Last week, Khalid Masood, a British-born convert to Islam with a long criminal record, plowed a vehicle into a crowd of pedestrians on London’s Westminster Bridge and then stabbed a policeman before being killed by other police. Unsurprisingly, the self-styled Islamic State claimed responsibility. Whether the group actually had any involvement with Masood was irrelevant, since his religious-tinged violence fit its narrative.
As usual the America media was flooded with commentators asserting that the London attack once again demonstrated that violent jihadism is not a distortion of Islam but its true essence. The Westminster attack, they claimed, was just one more battle in a 1,000-year war as Muslims attempt to impose their beliefs on the West. “The war is real,” senior presidential adviser Sebastian Gorka said on Fox News. The comments by Gorka and others who share his perspective demonstrate the influence of what can be called “counter-jihadi extremism” in today’s political landscape.
While counter-jihadi extremism arose out of the 9/11 attacks, its intellectual and psychological roots lie in the Cold War. Before then, Americans mostly directed their attention and energy inward. External threats were seen as a distraction from the more serious work of building the nation. Everything changed with the advent of the Cold War. The Soviet threat demanded sustained mobilization, extensive defense spending and never-ending vigilance.

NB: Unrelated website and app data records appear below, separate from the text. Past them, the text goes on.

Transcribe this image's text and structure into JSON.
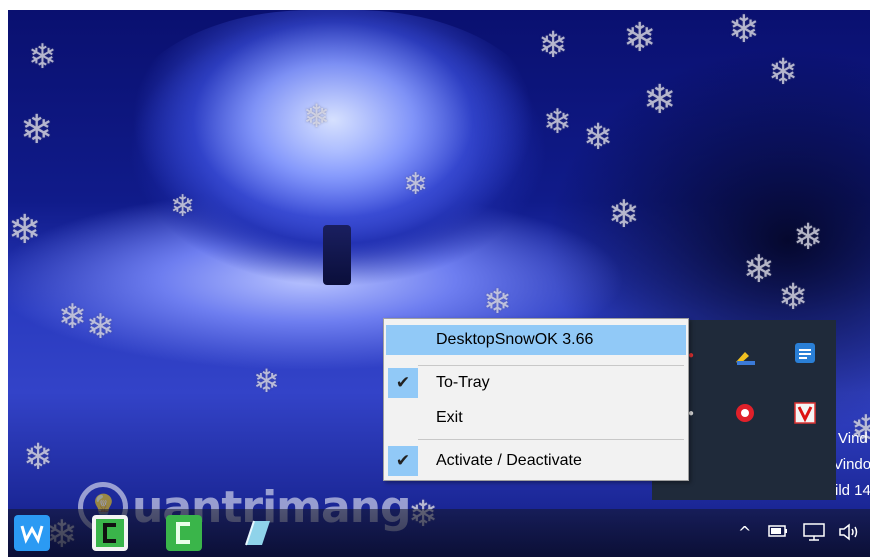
{
  "context_menu": {
    "items": [
      {
        "label": "DesktopSnowOK 3.66",
        "checked": false,
        "highlighted": true
      },
      {
        "label": "To-Tray",
        "checked": true,
        "highlighted": false
      },
      {
        "label": "Exit",
        "checked": false,
        "highlighted": false
      },
      {
        "label": "Activate / Deactivate",
        "checked": true,
        "highlighted": false
      }
    ]
  },
  "watermark": {
    "text": "uantrimang"
  },
  "desktop_partial_text": [
    "Vind",
    "Vindo",
    "ild 14"
  ],
  "taskbar": {
    "apps": [
      {
        "icon": "word-app-icon",
        "color": "#2b9af3"
      },
      {
        "icon": "camtasia-app-icon",
        "color": "#3ab54a"
      },
      {
        "icon": "camtasia-recorder-app-icon",
        "color": "#3ab54a"
      },
      {
        "icon": "notes-app-icon",
        "color": "#7fd0e8"
      }
    ],
    "system_icons": [
      "chevron-up-icon",
      "battery-icon",
      "network-icon",
      "volume-icon"
    ]
  },
  "tray_panel": {
    "icons": [
      "cleaner-broom-icon",
      "blue-app-icon",
      "red-gear-icon",
      "v-app-icon"
    ]
  },
  "colors": {
    "menu_highlight": "#91c9f7",
    "menu_bg": "#f2f2f2",
    "desktop_blue": "#1c2aa8"
  }
}
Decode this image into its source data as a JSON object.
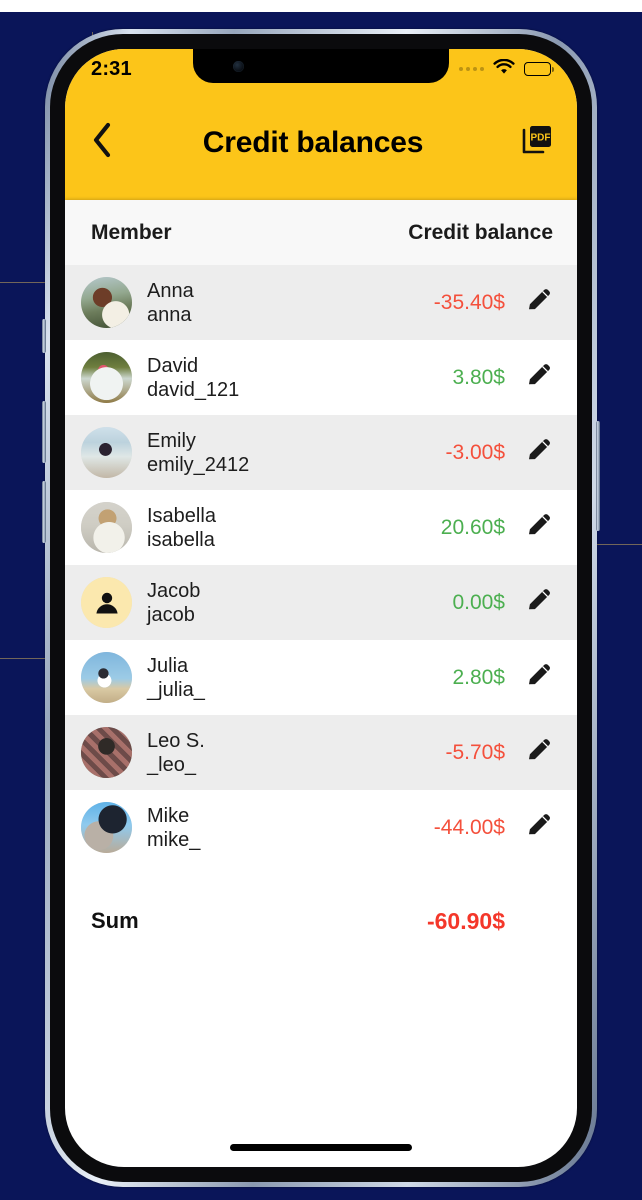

By the time the Soviet Union collapsed, a threat-focused strategic culture had been ingrained in the American collective psyche.